Data records for software interfaces:

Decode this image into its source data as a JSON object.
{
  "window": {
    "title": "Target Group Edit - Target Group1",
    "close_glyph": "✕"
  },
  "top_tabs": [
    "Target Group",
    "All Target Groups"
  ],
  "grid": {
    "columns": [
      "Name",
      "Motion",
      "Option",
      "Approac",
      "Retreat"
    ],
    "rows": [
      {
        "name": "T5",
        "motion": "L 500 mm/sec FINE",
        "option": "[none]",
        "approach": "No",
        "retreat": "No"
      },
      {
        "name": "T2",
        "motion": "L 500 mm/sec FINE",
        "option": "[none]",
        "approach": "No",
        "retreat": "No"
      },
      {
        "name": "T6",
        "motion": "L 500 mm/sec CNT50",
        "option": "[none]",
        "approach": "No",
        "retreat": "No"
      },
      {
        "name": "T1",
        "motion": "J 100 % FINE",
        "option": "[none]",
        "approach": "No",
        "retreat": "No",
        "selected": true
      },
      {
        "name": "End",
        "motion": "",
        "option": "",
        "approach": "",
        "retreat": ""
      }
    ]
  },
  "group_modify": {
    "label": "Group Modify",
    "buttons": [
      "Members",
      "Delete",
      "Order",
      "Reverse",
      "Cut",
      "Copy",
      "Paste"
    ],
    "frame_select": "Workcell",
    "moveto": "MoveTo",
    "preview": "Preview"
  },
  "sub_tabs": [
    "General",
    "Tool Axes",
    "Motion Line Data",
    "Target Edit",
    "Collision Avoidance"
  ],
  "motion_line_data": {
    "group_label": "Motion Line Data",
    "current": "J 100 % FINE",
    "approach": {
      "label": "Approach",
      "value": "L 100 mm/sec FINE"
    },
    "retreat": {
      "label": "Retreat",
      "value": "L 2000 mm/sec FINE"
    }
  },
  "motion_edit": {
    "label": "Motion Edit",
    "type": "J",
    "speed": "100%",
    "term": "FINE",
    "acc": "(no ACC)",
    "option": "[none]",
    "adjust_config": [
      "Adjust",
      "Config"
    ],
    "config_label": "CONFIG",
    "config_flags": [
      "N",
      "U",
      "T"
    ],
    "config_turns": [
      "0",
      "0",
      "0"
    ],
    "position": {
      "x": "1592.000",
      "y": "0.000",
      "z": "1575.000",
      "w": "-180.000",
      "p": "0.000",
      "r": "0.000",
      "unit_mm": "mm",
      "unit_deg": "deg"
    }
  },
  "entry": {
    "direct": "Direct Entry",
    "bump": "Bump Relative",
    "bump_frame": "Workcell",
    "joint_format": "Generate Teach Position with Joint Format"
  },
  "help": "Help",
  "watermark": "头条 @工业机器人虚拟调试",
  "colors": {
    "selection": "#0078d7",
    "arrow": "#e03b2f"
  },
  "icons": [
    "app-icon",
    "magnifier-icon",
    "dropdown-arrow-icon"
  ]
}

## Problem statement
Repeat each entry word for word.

## Worked solution
Decode this image into its source data as a JSON object.
{
  "window": {
    "title": "Target Group Edit - Target Group1",
    "close_glyph": "✕"
  },
  "top_tabs": [
    "Target Group",
    "All Target Groups"
  ],
  "grid": {
    "columns": [
      "Name",
      "Motion",
      "Option",
      "Approac",
      "Retreat"
    ],
    "rows": [
      {
        "name": "T5",
        "motion": "L 500 mm/sec FINE",
        "option": "[none]",
        "approach": "No",
        "retreat": "No"
      },
      {
        "name": "T2",
        "motion": "L 500 mm/sec FINE",
        "option": "[none]",
        "approach": "No",
        "retreat": "No"
      },
      {
        "name": "T6",
        "motion": "L 500 mm/sec CNT50",
        "option": "[none]",
        "approach": "No",
        "retreat": "No"
      },
      {
        "name": "T1",
        "motion": "J 100 % FINE",
        "option": "[none]",
        "approach": "No",
        "retreat": "No",
        "selected": true
      },
      {
        "name": "End",
        "motion": "",
        "option": "",
        "approach": "",
        "retreat": ""
      }
    ]
  },
  "group_modify": {
    "label": "Group Modify",
    "buttons": [
      "Members",
      "Delete",
      "Order",
      "Reverse",
      "Cut",
      "Copy",
      "Paste"
    ],
    "frame_select": "Workcell",
    "moveto": "MoveTo",
    "preview": "Preview"
  },
  "sub_tabs": [
    "General",
    "Tool Axes",
    "Motion Line Data",
    "Target Edit",
    "Collision Avoidance"
  ],
  "motion_line_data": {
    "group_label": "Motion Line Data",
    "current": "J 100 % FINE",
    "approach": {
      "label": "Approach",
      "value": "L 100 mm/sec FINE"
    },
    "retreat": {
      "label": "Retreat",
      "value": "L 2000 mm/sec FINE"
    }
  },
  "motion_edit": {
    "label": "Motion Edit",
    "type": "J",
    "speed": "100%",
    "term": "FINE",
    "acc": "(no ACC)",
    "option": "[none]",
    "adjust_config": [
      "Adjust",
      "Config"
    ],
    "config_label": "CONFIG",
    "config_flags": [
      "N",
      "U",
      "T"
    ],
    "config_turns": [
      "0",
      "0",
      "0"
    ],
    "position": {
      "x": "1592.000",
      "y": "0.000",
      "z": "1575.000",
      "w": "-180.000",
      "p": "0.000",
      "r": "0.000",
      "unit_mm": "mm",
      "unit_deg": "deg"
    }
  },
  "entry": {
    "direct": "Direct Entry",
    "bump": "Bump Relative",
    "bump_frame": "Workcell",
    "joint_format": "Generate Teach Position with Joint Format"
  },
  "help": "Help",
  "watermark": "头条 @工业机器人虚拟调试",
  "colors": {
    "selection": "#0078d7",
    "arrow": "#e03b2f"
  },
  "icons": [
    "app-icon",
    "magnifier-icon",
    "dropdown-arrow-icon"
  ]
}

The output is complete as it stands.